> [TASK GOAL]
Gather from the material every line that contains the string "this".

*** DATASET RECORDS ***

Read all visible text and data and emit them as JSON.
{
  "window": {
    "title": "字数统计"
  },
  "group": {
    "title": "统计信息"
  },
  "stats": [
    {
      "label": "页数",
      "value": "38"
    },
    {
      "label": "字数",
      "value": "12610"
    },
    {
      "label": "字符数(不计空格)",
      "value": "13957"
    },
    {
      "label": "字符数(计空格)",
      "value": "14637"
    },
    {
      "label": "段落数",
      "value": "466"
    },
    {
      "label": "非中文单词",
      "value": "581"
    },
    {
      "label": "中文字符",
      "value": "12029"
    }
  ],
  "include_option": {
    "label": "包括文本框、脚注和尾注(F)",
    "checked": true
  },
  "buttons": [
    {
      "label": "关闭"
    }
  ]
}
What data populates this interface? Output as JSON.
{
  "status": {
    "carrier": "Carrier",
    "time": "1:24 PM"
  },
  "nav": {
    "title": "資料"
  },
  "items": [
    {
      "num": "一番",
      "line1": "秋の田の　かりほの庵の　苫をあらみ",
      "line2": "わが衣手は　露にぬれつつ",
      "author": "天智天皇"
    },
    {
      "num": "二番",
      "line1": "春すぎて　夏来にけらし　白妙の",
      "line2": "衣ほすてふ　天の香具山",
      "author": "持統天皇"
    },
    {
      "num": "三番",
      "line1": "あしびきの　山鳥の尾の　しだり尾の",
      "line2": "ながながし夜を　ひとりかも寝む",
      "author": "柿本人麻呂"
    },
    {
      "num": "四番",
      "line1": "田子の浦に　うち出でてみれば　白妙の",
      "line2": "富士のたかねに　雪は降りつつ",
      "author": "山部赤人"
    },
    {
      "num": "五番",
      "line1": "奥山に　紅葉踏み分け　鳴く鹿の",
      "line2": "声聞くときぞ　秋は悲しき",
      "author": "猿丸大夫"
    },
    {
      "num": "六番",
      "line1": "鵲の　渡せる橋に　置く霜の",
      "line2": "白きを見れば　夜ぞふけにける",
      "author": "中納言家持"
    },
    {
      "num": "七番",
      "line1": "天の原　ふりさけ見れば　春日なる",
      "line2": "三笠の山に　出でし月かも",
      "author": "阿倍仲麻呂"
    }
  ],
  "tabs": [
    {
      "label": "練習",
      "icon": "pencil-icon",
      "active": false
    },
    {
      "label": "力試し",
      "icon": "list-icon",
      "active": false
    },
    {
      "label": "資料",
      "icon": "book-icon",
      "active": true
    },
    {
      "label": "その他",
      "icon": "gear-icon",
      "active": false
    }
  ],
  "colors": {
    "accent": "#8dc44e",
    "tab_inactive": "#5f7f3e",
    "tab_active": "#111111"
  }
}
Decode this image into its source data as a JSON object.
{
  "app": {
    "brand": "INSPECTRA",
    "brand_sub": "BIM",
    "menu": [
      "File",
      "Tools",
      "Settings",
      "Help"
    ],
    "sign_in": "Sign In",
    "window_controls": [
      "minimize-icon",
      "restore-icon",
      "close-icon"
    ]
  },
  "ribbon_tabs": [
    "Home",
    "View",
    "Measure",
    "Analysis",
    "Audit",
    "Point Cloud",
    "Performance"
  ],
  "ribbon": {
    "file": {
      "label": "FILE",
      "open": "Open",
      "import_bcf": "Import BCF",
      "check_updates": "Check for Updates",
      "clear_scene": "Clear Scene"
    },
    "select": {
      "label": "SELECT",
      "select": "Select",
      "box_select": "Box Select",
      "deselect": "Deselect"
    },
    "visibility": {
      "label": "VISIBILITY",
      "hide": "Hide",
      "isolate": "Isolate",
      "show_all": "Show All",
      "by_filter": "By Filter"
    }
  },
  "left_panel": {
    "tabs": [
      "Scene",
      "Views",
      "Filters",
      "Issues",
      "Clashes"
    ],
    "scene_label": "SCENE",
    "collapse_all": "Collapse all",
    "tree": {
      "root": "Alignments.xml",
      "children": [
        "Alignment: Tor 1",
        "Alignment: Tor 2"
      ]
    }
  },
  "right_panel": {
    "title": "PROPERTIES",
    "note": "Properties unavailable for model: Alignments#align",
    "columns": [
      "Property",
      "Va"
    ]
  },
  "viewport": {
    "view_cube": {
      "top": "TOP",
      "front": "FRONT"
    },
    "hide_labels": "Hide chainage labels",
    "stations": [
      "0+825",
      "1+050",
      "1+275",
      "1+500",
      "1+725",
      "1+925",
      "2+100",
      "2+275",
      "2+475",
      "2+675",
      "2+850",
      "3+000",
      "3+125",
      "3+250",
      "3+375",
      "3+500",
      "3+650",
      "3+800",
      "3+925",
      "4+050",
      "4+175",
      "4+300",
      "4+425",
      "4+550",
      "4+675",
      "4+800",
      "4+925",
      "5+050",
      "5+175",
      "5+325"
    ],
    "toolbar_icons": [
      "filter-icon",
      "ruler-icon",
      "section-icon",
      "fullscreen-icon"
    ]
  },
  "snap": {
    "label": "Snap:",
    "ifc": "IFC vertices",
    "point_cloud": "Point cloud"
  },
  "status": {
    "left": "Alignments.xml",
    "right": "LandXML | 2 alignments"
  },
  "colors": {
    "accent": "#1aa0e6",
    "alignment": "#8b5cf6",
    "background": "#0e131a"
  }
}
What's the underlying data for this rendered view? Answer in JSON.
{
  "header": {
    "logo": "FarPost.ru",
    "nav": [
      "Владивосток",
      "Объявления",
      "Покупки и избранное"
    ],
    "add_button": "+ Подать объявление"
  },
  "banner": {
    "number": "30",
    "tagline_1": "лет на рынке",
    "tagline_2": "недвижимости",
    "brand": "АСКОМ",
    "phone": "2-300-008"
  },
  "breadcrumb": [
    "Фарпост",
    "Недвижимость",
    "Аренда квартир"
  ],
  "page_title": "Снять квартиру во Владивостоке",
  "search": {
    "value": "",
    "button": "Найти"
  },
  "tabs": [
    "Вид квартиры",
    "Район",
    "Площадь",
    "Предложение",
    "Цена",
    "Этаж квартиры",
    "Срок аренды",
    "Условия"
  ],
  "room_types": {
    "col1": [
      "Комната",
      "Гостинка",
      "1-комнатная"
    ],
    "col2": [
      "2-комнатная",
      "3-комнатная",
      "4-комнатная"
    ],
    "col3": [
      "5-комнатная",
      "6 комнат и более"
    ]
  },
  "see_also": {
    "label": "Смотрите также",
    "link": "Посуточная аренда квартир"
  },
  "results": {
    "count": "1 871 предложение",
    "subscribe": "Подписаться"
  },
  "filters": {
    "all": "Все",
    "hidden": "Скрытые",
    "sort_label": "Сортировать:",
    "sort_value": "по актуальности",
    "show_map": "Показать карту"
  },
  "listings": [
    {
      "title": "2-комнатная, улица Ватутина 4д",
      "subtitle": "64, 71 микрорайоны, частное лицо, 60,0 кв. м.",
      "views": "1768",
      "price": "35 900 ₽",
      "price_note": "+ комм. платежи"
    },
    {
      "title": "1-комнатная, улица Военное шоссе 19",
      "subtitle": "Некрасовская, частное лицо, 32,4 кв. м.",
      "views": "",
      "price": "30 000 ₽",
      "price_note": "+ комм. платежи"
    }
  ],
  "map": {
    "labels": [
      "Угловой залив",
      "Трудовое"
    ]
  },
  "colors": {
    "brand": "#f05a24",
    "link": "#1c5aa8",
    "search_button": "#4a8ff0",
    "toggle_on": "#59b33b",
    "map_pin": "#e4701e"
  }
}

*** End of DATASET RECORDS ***

> [REPLY]
What data populates this interface? Output as JSON.
Decode this image into its source data as a JSON object.
What's the underlying data for this rendered view? Answer in JSON.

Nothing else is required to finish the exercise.